by Lerato Mashile
While she may not have been interested in pastry, Connie is fast becoming ubabes wamakhekhe in Pretoria as she not only loves food but “derives great joy from making different food and sweet treats”.
With a journey that began back in 2015 when she was confronted with the harsh reality of being a graduate in South Africa, she details “I was moving from internship to internship and needed extra money to cover my living expenses. I would always hear people advising graduates to start their own business“.
With a skill set in baking, she decided to take a leap of faith and try her hand at it by making scones and then progressing to biscuits and cakes. She further states that “The love for cakes developed steadily from watching cake creations of other bakers in a Facebook group called dikhekhe amakhekhe.”
Her fascination of cake designs and desire to master it herself, she founded her own business “Connie’s couture cakes” which makes bespoke cakes for all occasions from weddings all the way to birthdays and even baby showers. While many businesses start with the intention to make money, Connie states that her intentions are not only to make a profit but rather “to ensure that I make delectable cakes that are also eye catching and drop the jaws of those see them”
The dynamics of cake making are not always easy as it involves a lot of research and time. Connie elaborates that “when a customer approaches me about a cake, we have to go through the design and I check YouTube or Pinterest to see if I can execute it and if not, I learn how to do it” Then she further explains that she needs to get the ingredients to execute the particular cake.
When that is done, “it’s the baking, cooling, filling, garnishing and decorating aspect” Now one may ask, what is it about Connie’s Couture Cakes that make them so unique, Connie beams and says “it is the love and time I pour into each and every one of them. Every cake is done with finesse and given great attention to detail to ensure the highest level of customer satisfaction.”
The pandemic has hit so many businesses, big or small resulting in the closure of some. When asked how she manages through the pandemic, Connie details that “managing cash flow to ensure that the business is running has been particularly hard during lockdown. I have had to refund people who placed orders when the stringent 21 days lockdown commenced and the business took a hard knock as a result”
Fortunately, there was some money in reserve put aside for business. With the advantage of working from home and not worrying too much about rent, the lockdown forced Connie to adapt to this new normal as she states that “it taught me to diversify the range of products I offer and adapt quickly to change. I am working on introducing new products soon. I have also added delivery with the service of a courier company and this makes it easier for people to stay home and still get our products delivered safely to them.”
While Connie states that entrepreneurship definitely has potential to eradicate unemployment, she emphasizes that the entrepreneurial space is difficult as financial support is little to non-existent. With that, businesses take quite a while to get off the ground and get to a place where they are able to afford to hire people.

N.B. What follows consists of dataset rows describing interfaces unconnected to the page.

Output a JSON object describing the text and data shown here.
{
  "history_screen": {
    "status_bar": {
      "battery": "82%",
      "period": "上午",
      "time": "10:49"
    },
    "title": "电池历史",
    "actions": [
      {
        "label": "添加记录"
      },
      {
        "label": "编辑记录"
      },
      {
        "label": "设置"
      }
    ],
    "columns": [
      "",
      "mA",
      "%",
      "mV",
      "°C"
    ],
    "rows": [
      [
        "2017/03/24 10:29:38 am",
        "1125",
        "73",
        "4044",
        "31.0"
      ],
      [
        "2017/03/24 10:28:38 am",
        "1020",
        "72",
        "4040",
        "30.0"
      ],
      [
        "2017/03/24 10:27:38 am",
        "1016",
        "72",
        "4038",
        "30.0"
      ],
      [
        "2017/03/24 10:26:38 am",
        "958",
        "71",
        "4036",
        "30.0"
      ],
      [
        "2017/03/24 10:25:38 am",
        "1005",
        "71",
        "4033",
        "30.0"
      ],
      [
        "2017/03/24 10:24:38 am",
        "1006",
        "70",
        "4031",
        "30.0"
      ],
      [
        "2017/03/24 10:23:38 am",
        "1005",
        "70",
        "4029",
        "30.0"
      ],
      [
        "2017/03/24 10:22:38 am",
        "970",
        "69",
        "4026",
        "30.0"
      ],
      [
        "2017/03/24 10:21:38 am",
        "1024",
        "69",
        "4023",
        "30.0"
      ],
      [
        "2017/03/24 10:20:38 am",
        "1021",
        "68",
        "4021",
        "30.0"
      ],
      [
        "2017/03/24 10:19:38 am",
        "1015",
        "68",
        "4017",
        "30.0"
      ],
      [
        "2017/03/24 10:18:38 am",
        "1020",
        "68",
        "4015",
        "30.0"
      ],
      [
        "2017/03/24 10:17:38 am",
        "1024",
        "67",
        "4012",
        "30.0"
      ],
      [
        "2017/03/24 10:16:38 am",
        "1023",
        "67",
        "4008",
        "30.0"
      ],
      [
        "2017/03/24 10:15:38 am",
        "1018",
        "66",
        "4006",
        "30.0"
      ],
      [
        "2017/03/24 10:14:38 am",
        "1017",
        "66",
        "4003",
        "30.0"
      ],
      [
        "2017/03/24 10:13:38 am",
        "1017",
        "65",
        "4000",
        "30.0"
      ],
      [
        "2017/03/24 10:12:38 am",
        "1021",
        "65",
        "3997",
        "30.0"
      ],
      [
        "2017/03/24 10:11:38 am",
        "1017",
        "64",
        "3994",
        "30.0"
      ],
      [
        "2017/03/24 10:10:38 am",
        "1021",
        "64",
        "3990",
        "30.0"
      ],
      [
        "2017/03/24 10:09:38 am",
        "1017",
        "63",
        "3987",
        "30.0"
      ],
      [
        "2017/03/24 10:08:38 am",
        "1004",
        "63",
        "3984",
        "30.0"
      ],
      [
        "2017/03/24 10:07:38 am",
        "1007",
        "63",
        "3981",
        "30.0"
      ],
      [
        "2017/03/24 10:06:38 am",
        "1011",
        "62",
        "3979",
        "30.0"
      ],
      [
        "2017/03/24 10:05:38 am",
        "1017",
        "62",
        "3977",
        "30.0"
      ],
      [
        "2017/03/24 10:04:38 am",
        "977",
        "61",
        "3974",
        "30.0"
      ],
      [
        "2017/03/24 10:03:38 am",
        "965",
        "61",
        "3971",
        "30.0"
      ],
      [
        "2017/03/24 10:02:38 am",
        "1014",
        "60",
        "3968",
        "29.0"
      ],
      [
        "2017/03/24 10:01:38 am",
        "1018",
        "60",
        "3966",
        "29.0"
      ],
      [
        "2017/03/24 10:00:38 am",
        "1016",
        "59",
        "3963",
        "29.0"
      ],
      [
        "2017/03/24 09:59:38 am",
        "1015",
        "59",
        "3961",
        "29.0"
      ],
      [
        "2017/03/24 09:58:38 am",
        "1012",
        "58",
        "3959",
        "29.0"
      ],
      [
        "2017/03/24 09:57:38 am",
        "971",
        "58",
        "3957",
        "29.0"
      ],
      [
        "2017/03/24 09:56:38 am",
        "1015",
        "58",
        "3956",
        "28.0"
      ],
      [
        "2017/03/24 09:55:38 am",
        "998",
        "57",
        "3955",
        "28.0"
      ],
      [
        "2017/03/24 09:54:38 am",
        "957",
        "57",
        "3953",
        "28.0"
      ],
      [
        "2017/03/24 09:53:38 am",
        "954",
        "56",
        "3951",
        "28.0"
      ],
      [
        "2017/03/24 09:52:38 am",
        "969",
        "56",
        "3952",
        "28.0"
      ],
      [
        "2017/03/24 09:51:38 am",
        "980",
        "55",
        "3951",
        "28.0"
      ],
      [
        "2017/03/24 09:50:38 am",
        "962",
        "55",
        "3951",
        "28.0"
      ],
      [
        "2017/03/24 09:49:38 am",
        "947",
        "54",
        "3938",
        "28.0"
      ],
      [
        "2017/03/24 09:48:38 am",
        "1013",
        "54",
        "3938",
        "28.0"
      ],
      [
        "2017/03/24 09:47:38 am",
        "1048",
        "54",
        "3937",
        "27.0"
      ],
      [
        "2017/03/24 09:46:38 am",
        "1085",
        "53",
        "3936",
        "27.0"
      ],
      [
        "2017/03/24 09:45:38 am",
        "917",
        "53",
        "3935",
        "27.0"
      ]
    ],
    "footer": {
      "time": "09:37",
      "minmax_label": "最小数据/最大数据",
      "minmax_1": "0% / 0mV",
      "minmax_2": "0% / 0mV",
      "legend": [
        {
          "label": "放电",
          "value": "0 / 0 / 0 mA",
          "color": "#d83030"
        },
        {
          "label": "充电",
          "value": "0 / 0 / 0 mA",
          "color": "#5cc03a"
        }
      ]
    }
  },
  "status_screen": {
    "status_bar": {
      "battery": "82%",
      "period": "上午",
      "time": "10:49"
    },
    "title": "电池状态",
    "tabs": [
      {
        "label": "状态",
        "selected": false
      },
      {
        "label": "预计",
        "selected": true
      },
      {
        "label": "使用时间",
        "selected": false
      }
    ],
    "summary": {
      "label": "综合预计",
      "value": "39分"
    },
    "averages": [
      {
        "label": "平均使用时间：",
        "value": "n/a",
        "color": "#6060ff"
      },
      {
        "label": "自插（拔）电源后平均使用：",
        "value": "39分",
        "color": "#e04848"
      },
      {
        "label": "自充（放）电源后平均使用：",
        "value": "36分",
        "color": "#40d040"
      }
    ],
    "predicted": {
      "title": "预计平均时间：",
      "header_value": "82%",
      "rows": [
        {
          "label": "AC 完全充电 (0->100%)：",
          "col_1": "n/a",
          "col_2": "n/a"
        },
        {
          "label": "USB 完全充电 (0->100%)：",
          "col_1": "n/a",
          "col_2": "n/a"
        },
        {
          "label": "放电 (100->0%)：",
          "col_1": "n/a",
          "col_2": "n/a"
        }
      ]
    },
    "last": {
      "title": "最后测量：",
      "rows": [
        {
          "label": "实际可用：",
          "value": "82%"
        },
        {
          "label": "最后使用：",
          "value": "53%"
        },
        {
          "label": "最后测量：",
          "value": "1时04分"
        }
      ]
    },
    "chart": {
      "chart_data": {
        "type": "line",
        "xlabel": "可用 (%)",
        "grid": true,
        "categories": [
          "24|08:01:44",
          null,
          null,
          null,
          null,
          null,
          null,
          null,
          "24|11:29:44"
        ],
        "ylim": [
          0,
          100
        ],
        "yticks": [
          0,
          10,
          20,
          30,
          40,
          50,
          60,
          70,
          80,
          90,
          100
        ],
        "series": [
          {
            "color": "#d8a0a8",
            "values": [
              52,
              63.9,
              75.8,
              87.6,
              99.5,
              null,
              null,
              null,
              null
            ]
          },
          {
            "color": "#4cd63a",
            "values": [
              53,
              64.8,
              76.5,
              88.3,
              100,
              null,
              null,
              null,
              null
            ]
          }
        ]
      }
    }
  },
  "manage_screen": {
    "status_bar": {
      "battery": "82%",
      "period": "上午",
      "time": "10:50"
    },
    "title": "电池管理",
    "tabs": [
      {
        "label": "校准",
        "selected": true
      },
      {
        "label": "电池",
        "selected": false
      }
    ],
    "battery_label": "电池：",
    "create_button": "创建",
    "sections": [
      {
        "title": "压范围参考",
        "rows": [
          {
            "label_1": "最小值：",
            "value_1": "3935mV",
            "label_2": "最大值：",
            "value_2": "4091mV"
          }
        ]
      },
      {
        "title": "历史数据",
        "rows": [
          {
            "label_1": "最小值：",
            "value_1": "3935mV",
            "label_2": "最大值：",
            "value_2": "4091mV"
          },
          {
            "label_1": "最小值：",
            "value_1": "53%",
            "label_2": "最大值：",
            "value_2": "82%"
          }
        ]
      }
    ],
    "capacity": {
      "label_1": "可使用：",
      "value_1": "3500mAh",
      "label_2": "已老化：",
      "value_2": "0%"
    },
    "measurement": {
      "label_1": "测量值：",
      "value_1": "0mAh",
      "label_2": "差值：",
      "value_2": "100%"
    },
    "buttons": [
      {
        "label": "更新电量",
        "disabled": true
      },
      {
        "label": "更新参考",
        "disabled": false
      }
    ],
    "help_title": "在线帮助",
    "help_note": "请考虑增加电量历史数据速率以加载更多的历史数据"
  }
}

Even with these challenges she says that “For those who have the entrepreneurial bone, resilience, passion, patience and hard work is what will set them apart and ensure that their businesses are able to hire people and reduce unemployment.”
The number one lesson she wishes she learnt in her first year of business is “the importance of having a business account, setting up time to review and update financial information to ensure the business is healthy financially and putting money aside to finance the growth of the business.”
She details that “my first few years, all the money came into my personal account and that led to me spending most of my profit on personal matters and failing to save in order to invest back into the business and look into opportunities to grow it.” Having learnt from that, Connie states that she now has business account where she keeps a record of all financials. She also now also pay herself a fixed amount which helps her maintain a healthy balance between money for the business and personal use.
Many women are becoming their own bosses and starting their own businesses. Connie advises that “women must know that like any business, this business is built on hard work, consistency, tears and sweat” She emphasizes the need to “take time to develop your recipes and enhance your skills. If you are able to attend pastry or cake decorating classes, attend them. Prepare for growth and take finances seriously”